COREY: Definitely and with live TV, you only have probably like a minute to say what you need to say, and you're answering the questions they ask you. Unlike me, I'll just take the interview over! Most guys they answer the questions they ask, but obviously, with social media you can have your own press conference if you want. You know, I'm going to start doing that! But you definitely have more freedom, you just have to, you're censored a bit, but just as far as cursing, but you can say whatever else you want to say. And if you have the guts like I do, you might curse a little bit, and deal with the consequences later!
What are your motives behind using Twitter? What is the message you are trying to spread?

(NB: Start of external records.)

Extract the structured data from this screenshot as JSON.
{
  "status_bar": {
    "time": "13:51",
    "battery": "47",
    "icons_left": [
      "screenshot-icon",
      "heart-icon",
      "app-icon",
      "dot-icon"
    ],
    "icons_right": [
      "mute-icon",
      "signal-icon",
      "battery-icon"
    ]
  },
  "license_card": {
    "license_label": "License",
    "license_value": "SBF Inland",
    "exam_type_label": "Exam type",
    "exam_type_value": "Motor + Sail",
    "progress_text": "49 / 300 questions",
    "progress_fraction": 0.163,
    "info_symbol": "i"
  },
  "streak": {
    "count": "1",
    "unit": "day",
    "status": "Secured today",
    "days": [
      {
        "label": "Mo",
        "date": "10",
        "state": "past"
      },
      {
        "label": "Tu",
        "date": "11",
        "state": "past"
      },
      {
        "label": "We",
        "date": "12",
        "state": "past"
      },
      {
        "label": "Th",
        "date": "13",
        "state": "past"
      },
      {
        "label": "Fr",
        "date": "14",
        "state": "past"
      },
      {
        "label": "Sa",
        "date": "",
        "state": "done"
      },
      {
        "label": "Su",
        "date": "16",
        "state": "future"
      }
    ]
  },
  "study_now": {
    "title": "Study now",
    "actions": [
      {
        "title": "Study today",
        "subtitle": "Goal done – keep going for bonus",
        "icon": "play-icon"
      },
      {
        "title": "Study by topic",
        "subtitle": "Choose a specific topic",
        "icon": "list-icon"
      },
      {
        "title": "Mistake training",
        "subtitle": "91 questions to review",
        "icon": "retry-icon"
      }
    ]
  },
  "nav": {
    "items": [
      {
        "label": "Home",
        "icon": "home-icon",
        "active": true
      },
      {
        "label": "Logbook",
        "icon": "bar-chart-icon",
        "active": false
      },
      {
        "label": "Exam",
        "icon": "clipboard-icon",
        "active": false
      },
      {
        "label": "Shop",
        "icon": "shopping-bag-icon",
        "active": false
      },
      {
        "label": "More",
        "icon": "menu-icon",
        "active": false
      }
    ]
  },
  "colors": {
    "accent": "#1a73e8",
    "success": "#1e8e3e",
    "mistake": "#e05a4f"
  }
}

COREY: I just want to get closer to my friends, and my fans. There's a lot of people, who don't know me, and like most people do, they judge before they even get a chance to meet you. And this is a perfect way to know me. You can ask me a question - like my t-shirt says you can just go to @CHomicide on Twitter, and just ask me whatever you want to ask me. As long as you ask it in a respectable manner, I will give you a respectable answer back. If you catch yourself attacking me, I just block you, and that just pisses you off! So just ask me whatever you like to ask me in a respectable manner, and you will get, a good answer back. And that's all this is about. Just reach out to my fans and supporters, and that's all I do. That's all it's about, nothing more, nothing less.
Have you worked actively to grow your Twitter following? Is that something you ever considered when you were using it?
COREY: Not in the beginning, no. They just started off as friends that played basketball overseas. And I said let me try this Twitter thing. Obviously it's trendy, and it's blowing up, and I wasn't a big fan of Facebook because I was on MySpace first, and I didn't really understand Facebook, and I didn't try to. I didn't give it the time of day. But I said, let me get on Twitter. And it just went from there and it all just changed after that game against my favorite team, in Perth. There was something I was accused of doing, no one really knew the truth behind it, I just wanted to let everybody know what really happened. And that's why, instinctively, I just said, follow me at @CHomicide on Twitter. Follow me on Twitter, I'll tell you everything, on the ride, from the venue, to my hotel, what really happened. And it just took off from there, it just spread like wildfire. I've got a long ways to go. I only have about three thousand followers, but it's the most in NBL and we got to start somewhere. I need to get it to about a hundred thousand! I have a lot of work to do, but the branding, and spreading of @CHomicide, has just begun. It'll only get bigger people, trust!
Do you think that your social media popularity will help you establish a life after basketball?
COREY: Definitely, why not? Basketball is what I do, it's not who I am. And obviously, I reach out to different genres, different people all over the world. Not just Australia, this thing is, worldwide. I have friends, and family all over the world. And all I'm trying to do is uh, is have people get to know me, outside of just basketball. And um, this, outlet, is allowing me to do so, and, I'm starting to build a lot of relationships with people, outside of basketball, because of basketball, and social network and social media. So, it it's a good thing, you know, it's given me an outlet to reach out, to, people in different areas. And different professions. That, will probably be able to, help me, post-basketball. So, see what happens.
Who are your favorite people to follow on Twitter? Have you noticed, a few more of the NBL players have jumped on board after your success, and who do you think is doing it well?